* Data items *
+++++

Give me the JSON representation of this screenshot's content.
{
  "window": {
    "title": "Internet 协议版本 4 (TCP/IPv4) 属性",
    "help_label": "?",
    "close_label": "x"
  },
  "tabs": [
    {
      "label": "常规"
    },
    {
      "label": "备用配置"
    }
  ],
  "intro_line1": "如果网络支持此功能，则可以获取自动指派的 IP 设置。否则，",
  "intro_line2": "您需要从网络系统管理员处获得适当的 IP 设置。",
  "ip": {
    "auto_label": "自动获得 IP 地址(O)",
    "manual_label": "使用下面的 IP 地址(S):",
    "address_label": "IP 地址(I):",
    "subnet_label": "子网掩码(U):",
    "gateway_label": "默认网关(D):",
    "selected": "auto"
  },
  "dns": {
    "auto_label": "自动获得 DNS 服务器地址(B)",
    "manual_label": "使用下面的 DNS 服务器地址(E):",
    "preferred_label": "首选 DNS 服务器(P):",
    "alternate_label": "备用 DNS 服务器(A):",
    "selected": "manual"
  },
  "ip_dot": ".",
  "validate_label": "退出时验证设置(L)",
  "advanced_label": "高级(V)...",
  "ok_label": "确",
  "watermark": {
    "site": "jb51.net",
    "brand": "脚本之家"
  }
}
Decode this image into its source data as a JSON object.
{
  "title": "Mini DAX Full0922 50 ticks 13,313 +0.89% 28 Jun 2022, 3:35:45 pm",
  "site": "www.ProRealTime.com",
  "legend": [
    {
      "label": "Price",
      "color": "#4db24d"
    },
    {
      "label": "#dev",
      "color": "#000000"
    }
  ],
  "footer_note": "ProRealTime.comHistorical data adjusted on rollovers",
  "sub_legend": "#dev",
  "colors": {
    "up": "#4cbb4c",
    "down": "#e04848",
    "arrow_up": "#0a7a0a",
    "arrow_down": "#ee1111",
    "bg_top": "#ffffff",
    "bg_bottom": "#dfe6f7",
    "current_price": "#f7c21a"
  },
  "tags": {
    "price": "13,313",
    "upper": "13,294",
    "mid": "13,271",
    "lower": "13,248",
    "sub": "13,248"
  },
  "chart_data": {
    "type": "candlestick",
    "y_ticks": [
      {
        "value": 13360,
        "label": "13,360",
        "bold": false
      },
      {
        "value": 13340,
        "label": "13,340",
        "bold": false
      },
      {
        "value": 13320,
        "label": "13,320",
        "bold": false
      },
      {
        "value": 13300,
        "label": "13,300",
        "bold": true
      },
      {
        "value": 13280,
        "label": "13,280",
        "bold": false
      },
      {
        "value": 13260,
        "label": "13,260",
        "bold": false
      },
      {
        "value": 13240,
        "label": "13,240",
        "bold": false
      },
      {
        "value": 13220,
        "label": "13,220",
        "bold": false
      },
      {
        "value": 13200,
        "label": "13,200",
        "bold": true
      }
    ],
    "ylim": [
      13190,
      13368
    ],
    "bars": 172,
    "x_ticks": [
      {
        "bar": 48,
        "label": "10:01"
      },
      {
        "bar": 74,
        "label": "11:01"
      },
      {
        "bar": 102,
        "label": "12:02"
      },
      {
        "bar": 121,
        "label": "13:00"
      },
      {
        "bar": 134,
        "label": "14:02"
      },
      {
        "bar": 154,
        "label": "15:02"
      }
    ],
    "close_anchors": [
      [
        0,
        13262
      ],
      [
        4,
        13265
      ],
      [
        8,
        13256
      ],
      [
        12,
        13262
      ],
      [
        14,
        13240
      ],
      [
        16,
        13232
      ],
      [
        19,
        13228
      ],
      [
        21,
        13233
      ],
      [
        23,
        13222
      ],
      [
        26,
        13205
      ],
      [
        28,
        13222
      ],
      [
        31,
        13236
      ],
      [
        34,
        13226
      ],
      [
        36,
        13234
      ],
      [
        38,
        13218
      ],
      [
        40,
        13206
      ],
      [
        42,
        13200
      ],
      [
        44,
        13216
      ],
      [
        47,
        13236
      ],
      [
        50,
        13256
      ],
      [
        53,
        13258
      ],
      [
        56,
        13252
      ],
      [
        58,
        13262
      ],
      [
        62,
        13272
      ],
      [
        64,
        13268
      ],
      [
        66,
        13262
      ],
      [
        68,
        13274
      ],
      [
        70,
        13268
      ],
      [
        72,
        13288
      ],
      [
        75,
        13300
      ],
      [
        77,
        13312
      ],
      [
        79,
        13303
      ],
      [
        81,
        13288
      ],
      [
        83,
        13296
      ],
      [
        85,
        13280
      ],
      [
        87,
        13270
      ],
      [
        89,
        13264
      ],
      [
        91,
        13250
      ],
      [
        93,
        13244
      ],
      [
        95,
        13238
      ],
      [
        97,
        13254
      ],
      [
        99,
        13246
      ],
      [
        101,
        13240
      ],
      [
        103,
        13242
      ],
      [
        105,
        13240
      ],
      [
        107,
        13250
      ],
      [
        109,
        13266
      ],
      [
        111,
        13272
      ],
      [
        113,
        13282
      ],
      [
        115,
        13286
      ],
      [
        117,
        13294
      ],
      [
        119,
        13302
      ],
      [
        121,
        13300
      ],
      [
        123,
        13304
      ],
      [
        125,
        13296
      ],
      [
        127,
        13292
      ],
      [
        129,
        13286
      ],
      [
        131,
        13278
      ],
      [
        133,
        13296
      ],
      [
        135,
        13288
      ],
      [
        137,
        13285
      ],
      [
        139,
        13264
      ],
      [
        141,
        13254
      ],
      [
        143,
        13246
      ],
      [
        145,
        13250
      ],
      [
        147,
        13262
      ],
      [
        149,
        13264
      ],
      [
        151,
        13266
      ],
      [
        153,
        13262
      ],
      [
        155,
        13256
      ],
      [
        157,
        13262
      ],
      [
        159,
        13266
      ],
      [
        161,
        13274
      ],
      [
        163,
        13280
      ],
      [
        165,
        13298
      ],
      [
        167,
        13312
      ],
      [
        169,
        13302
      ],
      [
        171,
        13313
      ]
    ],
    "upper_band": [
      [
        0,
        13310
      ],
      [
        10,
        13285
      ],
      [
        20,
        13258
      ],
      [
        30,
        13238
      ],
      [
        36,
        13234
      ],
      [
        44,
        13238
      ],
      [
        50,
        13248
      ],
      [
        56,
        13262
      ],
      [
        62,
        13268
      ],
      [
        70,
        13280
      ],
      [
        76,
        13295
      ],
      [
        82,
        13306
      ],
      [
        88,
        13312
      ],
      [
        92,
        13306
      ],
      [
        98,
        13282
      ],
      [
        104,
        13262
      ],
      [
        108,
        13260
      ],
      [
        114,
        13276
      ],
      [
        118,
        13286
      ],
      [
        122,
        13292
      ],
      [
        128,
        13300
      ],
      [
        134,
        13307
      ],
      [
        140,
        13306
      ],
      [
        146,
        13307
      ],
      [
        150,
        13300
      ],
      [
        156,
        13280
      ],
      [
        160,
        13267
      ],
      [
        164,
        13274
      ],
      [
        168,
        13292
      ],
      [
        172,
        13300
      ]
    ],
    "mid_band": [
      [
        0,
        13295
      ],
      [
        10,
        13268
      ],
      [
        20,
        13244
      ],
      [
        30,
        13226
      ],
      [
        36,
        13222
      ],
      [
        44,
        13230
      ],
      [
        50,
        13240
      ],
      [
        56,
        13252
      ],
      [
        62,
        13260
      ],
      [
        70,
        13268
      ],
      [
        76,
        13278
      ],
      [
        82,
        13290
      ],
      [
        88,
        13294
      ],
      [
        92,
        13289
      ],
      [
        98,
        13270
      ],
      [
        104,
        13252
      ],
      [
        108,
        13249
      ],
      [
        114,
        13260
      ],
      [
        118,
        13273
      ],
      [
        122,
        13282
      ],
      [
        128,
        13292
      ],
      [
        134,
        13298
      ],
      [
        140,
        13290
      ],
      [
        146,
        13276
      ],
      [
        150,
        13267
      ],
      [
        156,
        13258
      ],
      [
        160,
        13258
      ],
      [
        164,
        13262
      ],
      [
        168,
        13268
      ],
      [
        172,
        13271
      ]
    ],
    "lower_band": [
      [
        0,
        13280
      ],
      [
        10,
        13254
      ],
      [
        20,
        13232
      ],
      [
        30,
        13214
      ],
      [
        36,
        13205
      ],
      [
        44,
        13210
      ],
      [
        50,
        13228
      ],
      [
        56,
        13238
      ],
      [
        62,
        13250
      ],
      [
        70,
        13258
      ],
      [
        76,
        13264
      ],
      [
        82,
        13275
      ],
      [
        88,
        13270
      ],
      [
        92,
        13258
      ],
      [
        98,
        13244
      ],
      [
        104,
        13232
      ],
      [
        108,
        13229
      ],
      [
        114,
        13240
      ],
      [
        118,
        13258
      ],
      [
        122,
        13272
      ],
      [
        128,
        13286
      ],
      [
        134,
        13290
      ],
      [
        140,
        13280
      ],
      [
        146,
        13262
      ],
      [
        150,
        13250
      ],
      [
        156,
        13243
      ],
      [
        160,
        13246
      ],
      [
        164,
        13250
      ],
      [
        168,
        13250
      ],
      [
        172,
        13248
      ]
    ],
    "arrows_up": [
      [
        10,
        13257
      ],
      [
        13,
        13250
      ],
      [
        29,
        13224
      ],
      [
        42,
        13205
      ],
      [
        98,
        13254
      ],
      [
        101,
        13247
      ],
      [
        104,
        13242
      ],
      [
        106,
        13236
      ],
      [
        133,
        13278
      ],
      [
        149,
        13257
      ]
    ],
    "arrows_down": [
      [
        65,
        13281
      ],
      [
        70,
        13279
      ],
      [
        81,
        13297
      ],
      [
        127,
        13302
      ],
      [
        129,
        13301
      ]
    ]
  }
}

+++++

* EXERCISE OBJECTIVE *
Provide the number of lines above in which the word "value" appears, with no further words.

* RESULT FOR THIS EXERCISE *
9